A computer has its place. I know. And I am glad for it.

And a book has its place. I know. And I am even more glad for that.

If it came down to it, which I hope it does not, I know which one I would pick. Every time.

I don't like seeing those two worlds collide.

And I believe that if our culture sacrifices real, in-your-hand books for computer devices, we will regret it. We will lose the appeal of the written word. The words themselves will lose some of their potency, I am afraid. We need the tangible feel, the page turning, the smell, the turned down corners, underlined phrases, borrowed, saved, passed around, treasured sense of vitality that only a real book can provide.


  1. I like this a lot.
    I like it even more that you mentioned the smell, because that's a huge plus about books.

  2. I first I though "nerd" then I kept reading. I looked over at my bed side table full of my favorite tattered paperbacks, three differnt translations of the Bible, you might just be on to something. I hate hardback books because they dont get that good and used look. I don't like my books to seem like they weren't touched and loved... or thrown across the room at horrible endings.

  3. A-MEN!!! ugh amen......sheesh....i hate these kindle things....im like an old lady when it comes to technology, i dont like it, i dont understand it, and i believe it is going to be the end of the world....and the kindle is a HUGE step in that direction...we have replaced sincerity and tangibility with convenience....i hate it.

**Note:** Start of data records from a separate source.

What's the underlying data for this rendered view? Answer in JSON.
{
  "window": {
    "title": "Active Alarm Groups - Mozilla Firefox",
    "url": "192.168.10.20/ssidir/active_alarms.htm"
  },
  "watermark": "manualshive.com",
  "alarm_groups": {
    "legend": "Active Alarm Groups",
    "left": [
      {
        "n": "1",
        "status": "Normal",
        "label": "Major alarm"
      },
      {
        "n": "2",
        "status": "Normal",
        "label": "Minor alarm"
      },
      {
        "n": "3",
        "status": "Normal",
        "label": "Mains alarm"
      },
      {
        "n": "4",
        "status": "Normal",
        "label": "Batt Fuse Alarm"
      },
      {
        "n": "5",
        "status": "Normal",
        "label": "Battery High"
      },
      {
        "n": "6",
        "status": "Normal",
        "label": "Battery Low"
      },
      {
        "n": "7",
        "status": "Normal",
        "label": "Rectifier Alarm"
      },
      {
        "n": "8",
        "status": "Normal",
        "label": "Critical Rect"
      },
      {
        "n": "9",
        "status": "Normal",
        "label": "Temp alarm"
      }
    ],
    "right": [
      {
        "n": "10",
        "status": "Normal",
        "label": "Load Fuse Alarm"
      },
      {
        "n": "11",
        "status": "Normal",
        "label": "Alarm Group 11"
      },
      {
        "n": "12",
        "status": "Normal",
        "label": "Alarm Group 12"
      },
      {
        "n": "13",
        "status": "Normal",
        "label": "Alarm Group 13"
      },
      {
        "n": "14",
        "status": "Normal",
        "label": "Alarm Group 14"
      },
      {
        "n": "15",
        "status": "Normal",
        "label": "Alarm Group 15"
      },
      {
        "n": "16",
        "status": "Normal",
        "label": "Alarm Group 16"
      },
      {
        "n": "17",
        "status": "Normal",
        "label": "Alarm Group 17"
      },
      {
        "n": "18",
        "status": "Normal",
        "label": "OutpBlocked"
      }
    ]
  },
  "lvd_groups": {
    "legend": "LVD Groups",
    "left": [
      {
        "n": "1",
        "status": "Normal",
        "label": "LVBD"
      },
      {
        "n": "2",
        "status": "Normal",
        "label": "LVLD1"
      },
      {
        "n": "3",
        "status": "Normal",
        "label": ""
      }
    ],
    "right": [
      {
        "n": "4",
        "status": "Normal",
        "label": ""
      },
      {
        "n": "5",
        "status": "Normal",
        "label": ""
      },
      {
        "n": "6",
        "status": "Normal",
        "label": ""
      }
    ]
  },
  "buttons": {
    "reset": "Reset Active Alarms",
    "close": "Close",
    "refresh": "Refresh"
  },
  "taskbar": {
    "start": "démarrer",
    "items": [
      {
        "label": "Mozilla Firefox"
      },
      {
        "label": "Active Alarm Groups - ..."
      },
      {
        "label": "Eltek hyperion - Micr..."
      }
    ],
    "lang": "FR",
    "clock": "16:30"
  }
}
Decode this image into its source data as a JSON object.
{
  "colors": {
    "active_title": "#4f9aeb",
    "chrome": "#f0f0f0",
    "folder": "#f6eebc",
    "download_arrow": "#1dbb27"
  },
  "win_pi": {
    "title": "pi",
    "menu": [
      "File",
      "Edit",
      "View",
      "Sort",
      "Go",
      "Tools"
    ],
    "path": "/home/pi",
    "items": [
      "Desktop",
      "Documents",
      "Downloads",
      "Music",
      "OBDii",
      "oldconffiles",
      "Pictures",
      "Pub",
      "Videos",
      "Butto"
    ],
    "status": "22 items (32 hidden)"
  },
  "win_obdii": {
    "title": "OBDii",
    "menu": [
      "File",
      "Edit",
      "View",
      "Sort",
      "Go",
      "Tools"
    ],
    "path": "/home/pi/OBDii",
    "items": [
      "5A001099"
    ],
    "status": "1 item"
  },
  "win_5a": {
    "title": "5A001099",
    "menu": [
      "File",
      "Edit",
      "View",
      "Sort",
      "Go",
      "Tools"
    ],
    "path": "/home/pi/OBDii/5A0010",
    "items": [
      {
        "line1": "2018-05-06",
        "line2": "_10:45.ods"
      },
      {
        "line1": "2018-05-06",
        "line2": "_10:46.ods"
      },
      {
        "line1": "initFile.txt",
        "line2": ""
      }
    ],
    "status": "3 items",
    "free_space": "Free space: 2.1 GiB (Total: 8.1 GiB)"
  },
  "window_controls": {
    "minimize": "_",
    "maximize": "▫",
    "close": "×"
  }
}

  4. I prefer books too, but find it ironic to be reading this and responding to it digitally. Maybe we're just being geezer-ludites.

  5. Do you think the "older" generation or those "technically handicapped" feel the same way about a hand written letter or thank you note, paying bills online, or even banking online?

  6. Also, I am much stronger now that I am reading The Source -- it is so freaking huge.

  7. I share your rant...Bryan has heard it several times recently. :(

  8. Amen and amen. As a person who works in a library, I totally agree with you about the tactile experience of holding the printed page in your hand. As one from the "older" generation, I personally feel the same way about hand written letters, etc. Now, let me temper this by letting you know that I am NOT a writer and I almost never write a letter. I have a hard enough time expressing my emotions in "real life"; therefore, it is virtually impossible for me to transmit them by written or typed word! That said....I AM a genealogist and I love things from the past. There is no feeling that compares with holding in my hands something that I know one of my ancestors has held in their hands - a book, a key, a tool, a piece of jewelry..... The most powerful emotions are evoked when holding in my hands the words written on paper by the ones I have loved or even by the ones who past long before I existed. It is as if I can touch them in some small way by touching the paper they held in their hands and the ink that allowed their words to appear on that paper. A note on a computer screen is just not the same....it doesn't have the "human touch or feel." Yet, I would rather have that than nothing, I suppose. It is just another means of communication, but with a much shorter lifespan....

  9. Hear! Hear! Hand this girl a soap box!!